Hutchinson She's rarely had a child removed from her program because of bad behavior, but Hadley Day Care Center director Becky Eikleberry says she has witnessed a growth in aggressive and inappropriate behavior in younger children.
Behavior, she said, that affects those children's ability to cope and succeed later in life.
"Very aggressive hitting and biting, pushing and shoving" are some of the behaviors Eikleberry has seen. "We know 2-year-olds will do that, but this is continuing through 3, 4, 5, even age 6. A lot of it is to get attention, because they don't get the amount of good attention they need. The lack of respect for adults has also increased."
Mental health is at the foundation of a child's readiness for interacting with the world and success in school, said Virginia Elliott, vice president for programs at the Hutchinson-based United Methodist Health Ministry Fund.
Recognizing that need, the agency is introducing a new mental health initiative for young children and inviting requests for proposals on how to identify and then intervene to address problems early on. The pilot program is backed by an initial $600,000 in grant funds.
If not addressed at preschool age, by the time the children get into school, "there will be some really big issues for them," Eikleberry said.
That's because critical skills for how to relate to others or how to deal with adversity are learned at that early age.
"They'll use poor judgment because they're so stressed or because they don't know what decisions to make," Eikleberry said. "In the after-school programs, we've seen kids there that are totally out of control. ... These issues can continue all through their school years, and that makes a lot of difference on what kind of adults they'll become."
While stories of monster children are becoming more prevalent, actual data on such behavioral issues in child care and preschool is lacking, said Ken Moore, president of the Health Ministry Fund.
"We had one project we funded early on in Sedgwick County that created a greater awareness," Moore said. "It showed the need for child-care providers to have some skills and ability to refer kids out. That started it."
But it's a new field, Moore said - one that is important to figure out how to address.
"We've identified this as one of our three priorities for the 2010 to 2012 funding period," Moore said.
Eikleberry says unstable homes, with lots of economic or job pressures, and children having access or being subjected to "inappropriate games and television" may cause or contribute to the behavior. She also blames a lack of family mealtimes.
"Early toxic stress — such as that caused by difficult family situations, violence or loss — may short-circuit the development of important skills and abilities for relating positively to others and dealing with adversity," Elliott said.

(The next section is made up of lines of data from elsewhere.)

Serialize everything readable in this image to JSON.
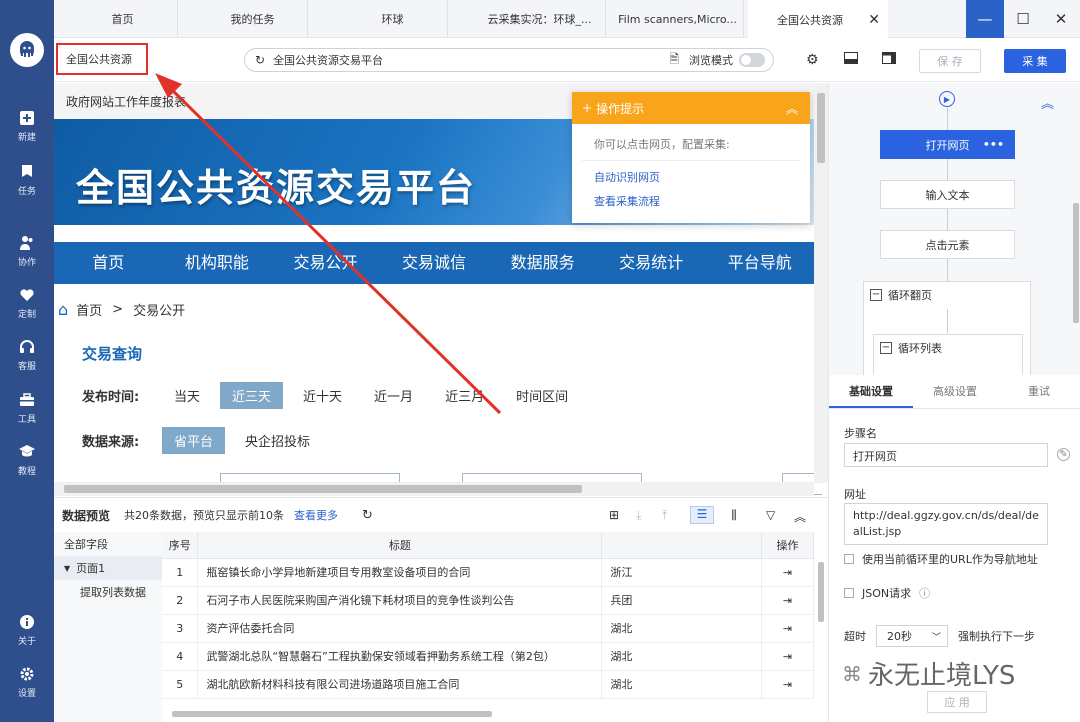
{
  "sidebar": {
    "items": [
      {
        "label": "新建",
        "icon": "plus-square-icon"
      },
      {
        "label": "任务",
        "icon": "flag-icon"
      },
      {
        "label": "协作",
        "icon": "users-icon"
      },
      {
        "label": "定制",
        "icon": "heart-icon"
      },
      {
        "label": "客服",
        "icon": "headset-icon"
      },
      {
        "label": "工具",
        "icon": "toolbox-icon"
      },
      {
        "label": "教程",
        "icon": "graduation-cap-icon"
      },
      {
        "label": "关于",
        "icon": "info-icon"
      },
      {
        "label": "设置",
        "icon": "gear-icon"
      }
    ]
  },
  "tabs": [
    {
      "label": "首页"
    },
    {
      "label": "我的任务"
    },
    {
      "label": "环球"
    },
    {
      "label": "云采集实况：环球_..."
    },
    {
      "label": "Film scanners,Micro..."
    },
    {
      "label": "全国公共资源"
    }
  ],
  "toolbar": {
    "crumb": "全国公共资源",
    "url_text": "全国公共资源交易平台",
    "browse_mode": "浏览模式",
    "save_label": "保 存",
    "collect_label": "采 集"
  },
  "web": {
    "top_text": "政府网站工作年度报表",
    "banner_title": "全国公共资源交易平台",
    "nav": [
      "首页",
      "机构职能",
      "交易公开",
      "交易诚信",
      "数据服务",
      "交易统计",
      "平台导航"
    ],
    "crumb_home": "首页",
    "crumb_sep": ">",
    "crumb_current": "交易公开",
    "query_title": "交易查询",
    "publish_time_label": "发布时间:",
    "publish_time_options": [
      "当天",
      "近三天",
      "近十天",
      "近一月",
      "近三月",
      "时间区间"
    ],
    "publish_time_selected": "近三天",
    "source_label": "数据来源:",
    "source_options": [
      "省平台",
      "央企招投标"
    ],
    "source_selected": "省平台"
  },
  "popup": {
    "title": "操作提示",
    "tip": "你可以点击网页，配置采集:",
    "links": [
      "自动识别网页",
      "查看采集流程"
    ]
  },
  "preview": {
    "title": "数据预览",
    "count_text": "共20条数据，预览只显示前10条",
    "more_link": "查看更多",
    "fields": [
      "全部字段",
      "页面1",
      "提取列表数据"
    ],
    "columns": [
      "序号",
      "标题",
      "",
      "操作"
    ],
    "rows": [
      {
        "idx": "1",
        "title": "瓶窑镇长命小学异地新建项目专用教室设备项目的合同",
        "region": "浙江"
      },
      {
        "idx": "2",
        "title": "石河子市人民医院采购国产消化镜下耗材项目的竞争性谈判公告",
        "region": "兵团"
      },
      {
        "idx": "3",
        "title": "资产评估委托合同",
        "region": "湖北"
      },
      {
        "idx": "4",
        "title": "武警湖北总队“智慧磐石”工程执勤保安领域看押勤务系统工程（第2包）",
        "region": "湖北"
      },
      {
        "idx": "5",
        "title": "湖北航欧新材料科技有限公司进场道路项目施工合同",
        "region": "湖北"
      }
    ]
  },
  "flow": {
    "nodes": [
      "打开网页",
      "输入文本",
      "点击元素"
    ],
    "loops": [
      "循环翻页",
      "循环列表"
    ]
  },
  "settings": {
    "tabs": [
      "基础设置",
      "高级设置",
      "重试"
    ],
    "active_tab": "基础设置",
    "step_name_label": "步骤名",
    "step_name_value": "打开网页",
    "url_label": "网址",
    "url_value": "http://deal.ggzy.gov.cn/ds/deal/dealList.jsp",
    "use_loop_url": "使用当前循环里的URL作为导航地址",
    "json_request": "JSON请求",
    "timeout_label": "超时",
    "timeout_value": "20秒",
    "force_next": "强制执行下一步",
    "apply_label": "应 用"
  },
  "watermark": "永无止境LYS",
  "colors": {
    "sidebar": "#2e4e8c",
    "accent": "#2b62e0",
    "popup_header": "#f9a51b",
    "highlight_red": "#e0322b",
    "web_nav": "#1a67b5"
  }
}
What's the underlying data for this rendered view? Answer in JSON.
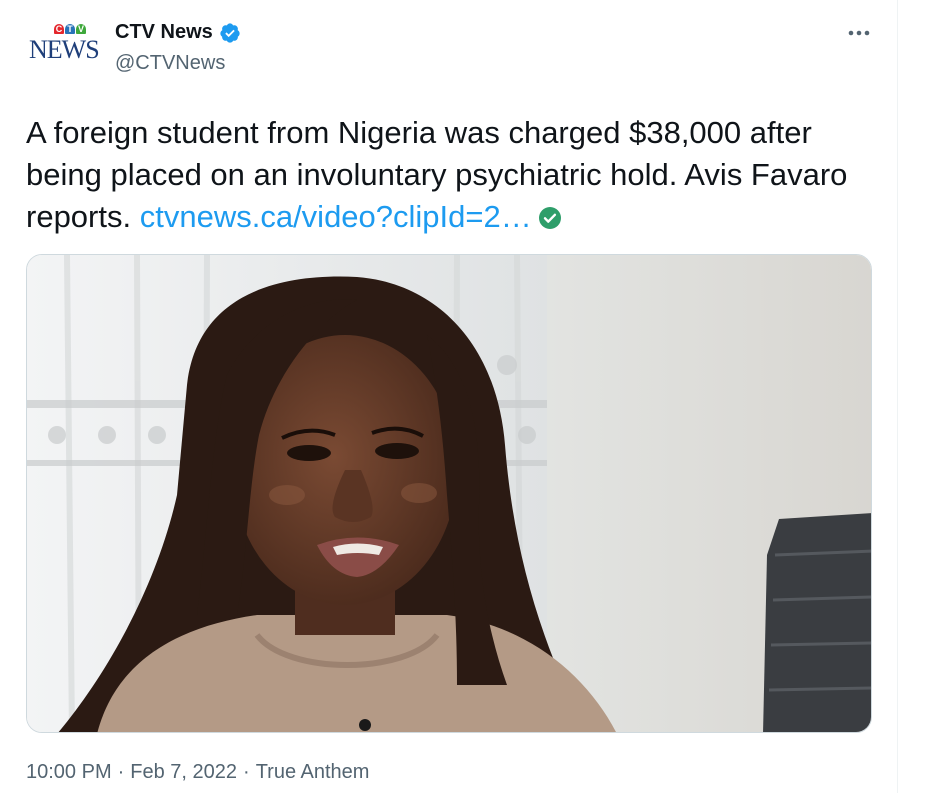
{
  "author": {
    "avatar_logo_mark": [
      "C",
      "T",
      "V"
    ],
    "avatar_logo_word": "NEWS",
    "display_name": "CTV News",
    "handle": "@CTVNews",
    "verified_icon": "verified-badge-icon"
  },
  "tweet": {
    "text": "A foreign student from Nigeria was charged $38,000 after being placed on an involuntary psychiatric hold. Avis Favaro reports.",
    "link_text": "ctvnews.ca/video?clipId=2…",
    "link_badge_icon": "check-circle-icon"
  },
  "media": {
    "type": "video-still"
  },
  "meta": {
    "time": "10:00 PM",
    "separator": "·",
    "date": "Feb 7, 2022",
    "source": "True Anthem"
  },
  "colors": {
    "link": "#1d9bf0",
    "verified": "#1d9bf0",
    "secondary_text": "#536471",
    "primary_text": "#0f1419",
    "link_badge": "#2e9e6a"
  }
}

That's why the Health Fund is particularly interested in community-based approaches to early screening of pregnant women, new mothers and children from birth to age 6.
In the pilot phase, the Health Fund anticipates funding two or three programs, with at least one urban or semi-urban and one rural community selected. The maximum individual grant award will be $250,000. The projects selected for funding are to start by June 1, 2011, and can extend for a period of up to three years.
"We're still learning a lot about this field," Moore said. "That's one reason we issued the RFP the way we did, to have experts in the front line communicate to us how to create a better system of identifying kids and getting them to the services that are effective."
The Health Fund expects certain stakeholder groups to be represented in proposals, Moore said. Examples include Mental Health Centers or mental health providers; early childhood education; family physicians, pediatricians and/or other primary medical care providers; and consumers represented by parents or other primary caregivers of at-risk children or children receiving services. Projects with even broader representation - such as faith communities, social service agencies, government and K-12 public schools - are preferred, he said.
The deadline for submitting a proposal for a young children's mental health grant is Jan. 10.